BEGIN TASK INPUTS

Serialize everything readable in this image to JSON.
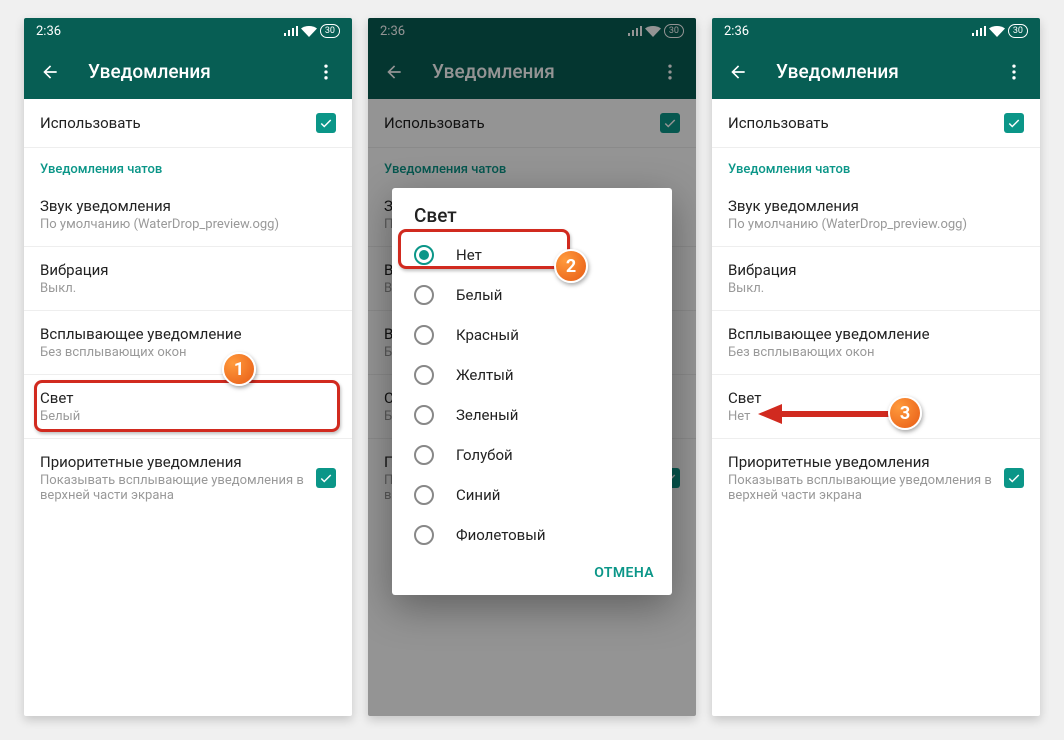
{
  "status": {
    "time": "2:36",
    "battery": "30"
  },
  "appbar": {
    "title": "Уведомления"
  },
  "settings": {
    "use_label": "Использовать",
    "section_chat": "Уведомления чатов",
    "sound_label": "Звук уведомления",
    "sound_value": "По умолчанию (WaterDrop_preview.ogg)",
    "vibration_label": "Вибрация",
    "vibration_value": "Выкл.",
    "popup_label": "Всплывающее уведомление",
    "popup_value": "Без всплывающих окон",
    "light_label": "Свет",
    "light_value_s1": "Белый",
    "light_value_s3": "Нет",
    "priority_label": "Приоритетные уведомления",
    "priority_value": "Показывать всплывающие уведомления в верхней части экрана"
  },
  "dialog": {
    "title": "Свет",
    "options": [
      "Нет",
      "Белый",
      "Красный",
      "Желтый",
      "Зеленый",
      "Голубой",
      "Синий",
      "Фиолетовый"
    ],
    "cancel": "ОТМЕНА"
  },
  "badges": {
    "b1": "1",
    "b2": "2",
    "b3": "3"
  }
}
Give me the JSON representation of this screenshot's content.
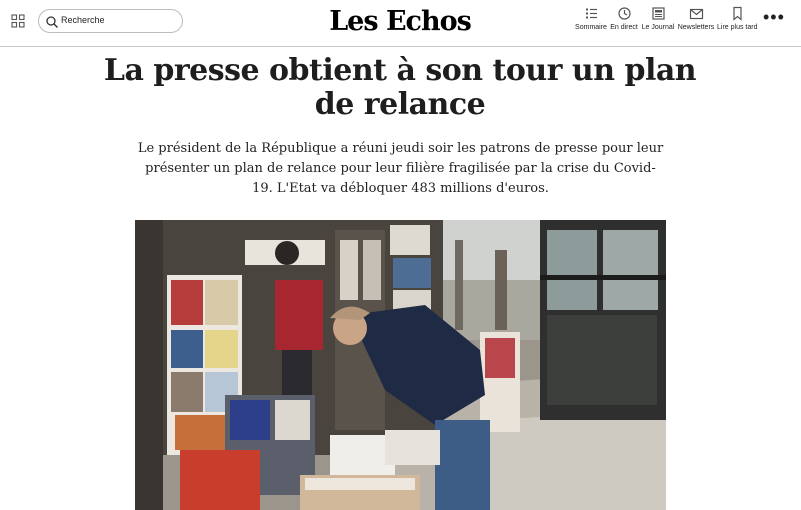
{
  "header": {
    "search_placeholder": "Recherche",
    "logo": "Les Echos",
    "nav": [
      {
        "label": "Sommaire",
        "icon": "list-icon"
      },
      {
        "label": "En direct",
        "icon": "clock-icon"
      },
      {
        "label": "Le Journal",
        "icon": "newspaper-icon"
      },
      {
        "label": "Newsletters",
        "icon": "mail-icon"
      },
      {
        "label": "Lire plus tard",
        "icon": "bookmark-icon"
      }
    ],
    "more_label": "•••"
  },
  "article": {
    "title": "La presse obtient à son tour un plan de relance",
    "lede": "Le président de la République a réuni jeudi soir les patrons de presse pour leur présenter un plan de relance pour leur filière fragilisée par la crise du Covid-19. L'Etat va débloquer 483 millions d'euros.",
    "image_alt": "Homme portant un masque achetant un journal devant un kiosque à Paris"
  },
  "colors": {
    "text": "#1e1e1e",
    "divider": "#c8c8c8",
    "background": "#ffffff"
  }
}
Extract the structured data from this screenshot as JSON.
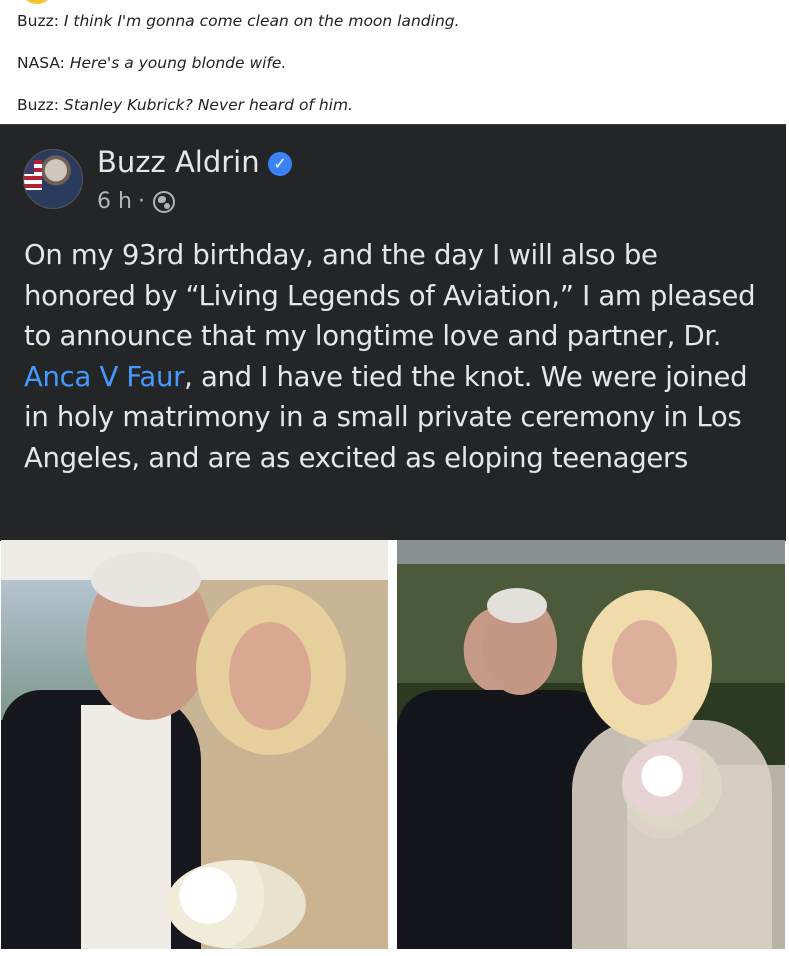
{
  "meme": {
    "lines": [
      {
        "speaker": "Buzz:",
        "text": "I think I'm gonna come clean on the moon landing."
      },
      {
        "speaker": "NASA:",
        "text": "Here's a young blonde wife."
      },
      {
        "speaker": "Buzz:",
        "text": "Stanley Kubrick? Never heard of him."
      }
    ]
  },
  "post": {
    "author": "Buzz Aldrin",
    "verified_icon": "verified-badge-icon",
    "time": "6 h",
    "separator": "·",
    "audience_icon": "globe-icon",
    "text_before_mention": "On my 93rd birthday, and the day I will also be honored by “Living Legends of Aviation,” I am pleased to announce that my longtime love and partner, Dr. ",
    "mention": "Anca V Faur",
    "text_after_mention": ", and I have tied the knot. We were joined in holy matrimony in a small private ceremony in Los Angeles, and are as excited as eloping teenagers",
    "colors": {
      "background": "#242526",
      "text": "#e4e6eb",
      "secondary_text": "#b0b3b8",
      "mention": "#4599ff",
      "verified": "#3b82f6"
    }
  }
}
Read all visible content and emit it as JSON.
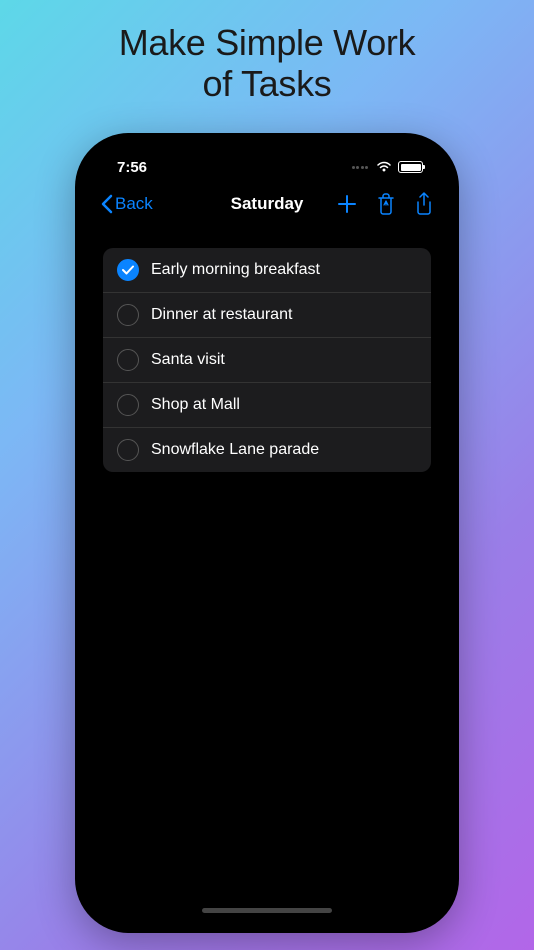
{
  "headline": {
    "line1": "Make Simple Work",
    "line2": "of Tasks"
  },
  "status": {
    "time": "7:56"
  },
  "nav": {
    "back_label": "Back",
    "title": "Saturday"
  },
  "tasks": [
    {
      "label": "Early morning breakfast",
      "checked": true
    },
    {
      "label": "Dinner at restaurant",
      "checked": false
    },
    {
      "label": "Santa visit",
      "checked": false
    },
    {
      "label": "Shop at Mall",
      "checked": false
    },
    {
      "label": "Snowflake Lane parade",
      "checked": false
    }
  ],
  "colors": {
    "accent": "#0a84ff"
  }
}
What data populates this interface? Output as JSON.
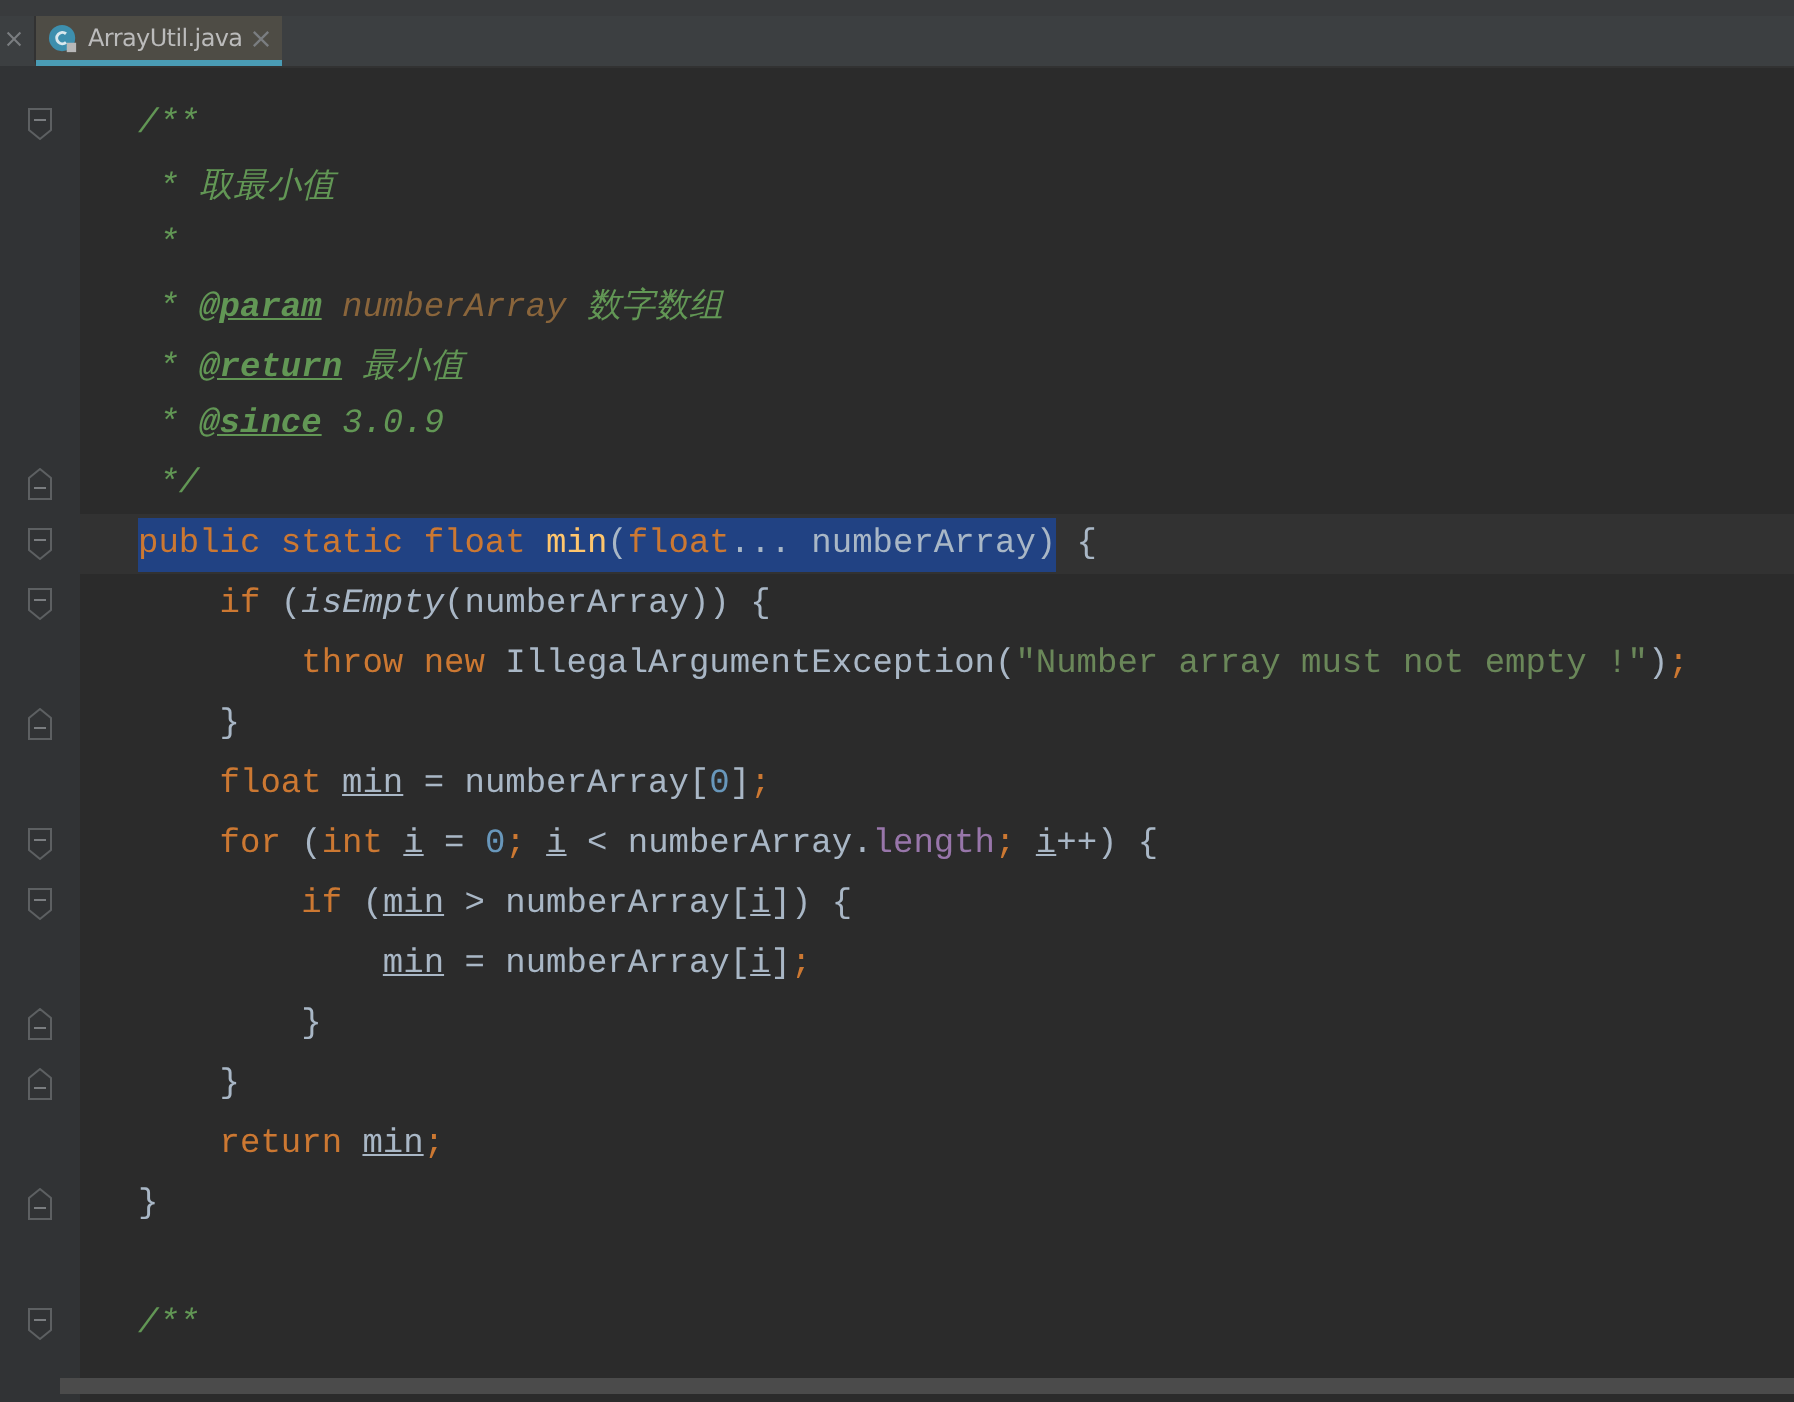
{
  "tabs": [
    {
      "cut_off": true,
      "selected": false
    },
    {
      "label": "ArrayUtil.java",
      "selected": true
    }
  ],
  "lines": [
    {
      "kind": "fold-start",
      "tokens": [
        {
          "kind": "comment",
          "t": "/**"
        }
      ]
    },
    {
      "kind": "plain",
      "tokens": [
        {
          "kind": "comment",
          "t": " * 取最小值"
        }
      ]
    },
    {
      "kind": "plain",
      "tokens": [
        {
          "kind": "comment",
          "t": " *"
        }
      ]
    },
    {
      "kind": "plain",
      "tokens": [
        {
          "kind": "comment",
          "t": " * "
        },
        {
          "kind": "doctag",
          "t": "@param"
        },
        {
          "kind": "docparam",
          "t": " numberArray"
        },
        {
          "kind": "comment",
          "t": " 数字数组"
        }
      ]
    },
    {
      "kind": "plain",
      "tokens": [
        {
          "kind": "comment",
          "t": " * "
        },
        {
          "kind": "doctag",
          "t": "@return"
        },
        {
          "kind": "comment",
          "t": " 最小值"
        }
      ]
    },
    {
      "kind": "plain",
      "tokens": [
        {
          "kind": "comment",
          "t": " * "
        },
        {
          "kind": "doctag",
          "t": "@since"
        },
        {
          "kind": "comment",
          "t": " 3.0.9"
        }
      ]
    },
    {
      "kind": "fold-end",
      "tokens": [
        {
          "kind": "comment",
          "t": " */"
        }
      ]
    },
    {
      "kind": "fold-start",
      "current": true,
      "selected_tokens": [
        {
          "kind": "keyword",
          "t": "public static float "
        },
        {
          "kind": "method",
          "t": "min"
        },
        {
          "kind": "plain",
          "t": "("
        },
        {
          "kind": "keyword",
          "t": "float"
        },
        {
          "kind": "plain",
          "t": "... numberArray)"
        }
      ],
      "tokens": [
        {
          "kind": "plain",
          "t": " {"
        }
      ]
    },
    {
      "kind": "fold-start",
      "tokens": [
        {
          "kind": "keyword",
          "t": "    if"
        },
        {
          "kind": "plain",
          "t": " ("
        },
        {
          "kind": "call",
          "t": "isEmpty"
        },
        {
          "kind": "plain",
          "t": "(numberArray)) {"
        }
      ]
    },
    {
      "kind": "plain",
      "tokens": [
        {
          "kind": "keyword",
          "t": "        throw new "
        },
        {
          "kind": "plain",
          "t": "IllegalArgumentException("
        },
        {
          "kind": "string",
          "t": "\"Number array must not empty !\""
        },
        {
          "kind": "plain",
          "t": ")"
        },
        {
          "kind": "keyword",
          "t": ";"
        }
      ]
    },
    {
      "kind": "fold-end",
      "tokens": [
        {
          "kind": "plain",
          "t": "    }"
        }
      ]
    },
    {
      "kind": "plain",
      "tokens": [
        {
          "kind": "keyword",
          "t": "    float "
        },
        {
          "kind": "var",
          "t": "min"
        },
        {
          "kind": "plain",
          "t": " = numberArray["
        },
        {
          "kind": "number",
          "t": "0"
        },
        {
          "kind": "plain",
          "t": "]"
        },
        {
          "kind": "keyword",
          "t": ";"
        }
      ]
    },
    {
      "kind": "fold-start",
      "tokens": [
        {
          "kind": "keyword",
          "t": "    for"
        },
        {
          "kind": "plain",
          "t": " ("
        },
        {
          "kind": "keyword",
          "t": "int "
        },
        {
          "kind": "var",
          "t": "i"
        },
        {
          "kind": "plain",
          "t": " = "
        },
        {
          "kind": "number",
          "t": "0"
        },
        {
          "kind": "keyword",
          "t": "; "
        },
        {
          "kind": "var",
          "t": "i"
        },
        {
          "kind": "plain",
          "t": " < numberArray."
        },
        {
          "kind": "field",
          "t": "length"
        },
        {
          "kind": "keyword",
          "t": "; "
        },
        {
          "kind": "var",
          "t": "i"
        },
        {
          "kind": "plain",
          "t": "++) {"
        }
      ]
    },
    {
      "kind": "fold-start",
      "tokens": [
        {
          "kind": "keyword",
          "t": "        if"
        },
        {
          "kind": "plain",
          "t": " ("
        },
        {
          "kind": "var",
          "t": "min"
        },
        {
          "kind": "plain",
          "t": " > numberArray["
        },
        {
          "kind": "var",
          "t": "i"
        },
        {
          "kind": "plain",
          "t": "]) {"
        }
      ]
    },
    {
      "kind": "plain",
      "tokens": [
        {
          "kind": "var",
          "t": "            min"
        },
        {
          "kind": "plain",
          "t": " = numberArray["
        },
        {
          "kind": "var",
          "t": "i"
        },
        {
          "kind": "plain",
          "t": "]"
        },
        {
          "kind": "keyword",
          "t": ";"
        }
      ]
    },
    {
      "kind": "fold-end",
      "tokens": [
        {
          "kind": "plain",
          "t": "        }"
        }
      ]
    },
    {
      "kind": "fold-end",
      "tokens": [
        {
          "kind": "plain",
          "t": "    }"
        }
      ]
    },
    {
      "kind": "plain",
      "tokens": [
        {
          "kind": "keyword",
          "t": "    return "
        },
        {
          "kind": "var",
          "t": "min"
        },
        {
          "kind": "keyword",
          "t": ";"
        }
      ]
    },
    {
      "kind": "fold-end",
      "tokens": [
        {
          "kind": "plain",
          "t": "}"
        }
      ]
    },
    {
      "kind": "plain"
    },
    {
      "kind": "fold-start",
      "tokens": [
        {
          "kind": "comment",
          "t": "/**"
        }
      ]
    }
  ]
}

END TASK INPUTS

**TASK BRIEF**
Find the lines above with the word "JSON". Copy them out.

**ANSWER AREA**
Serialize everything readable in this image to JSON.
Give me the JSON representation of this screenshot's content.
Extract the structured data from this screenshot as JSON.
Read all visible content and emit it as JSON.
What data populates this interface? Output as JSON.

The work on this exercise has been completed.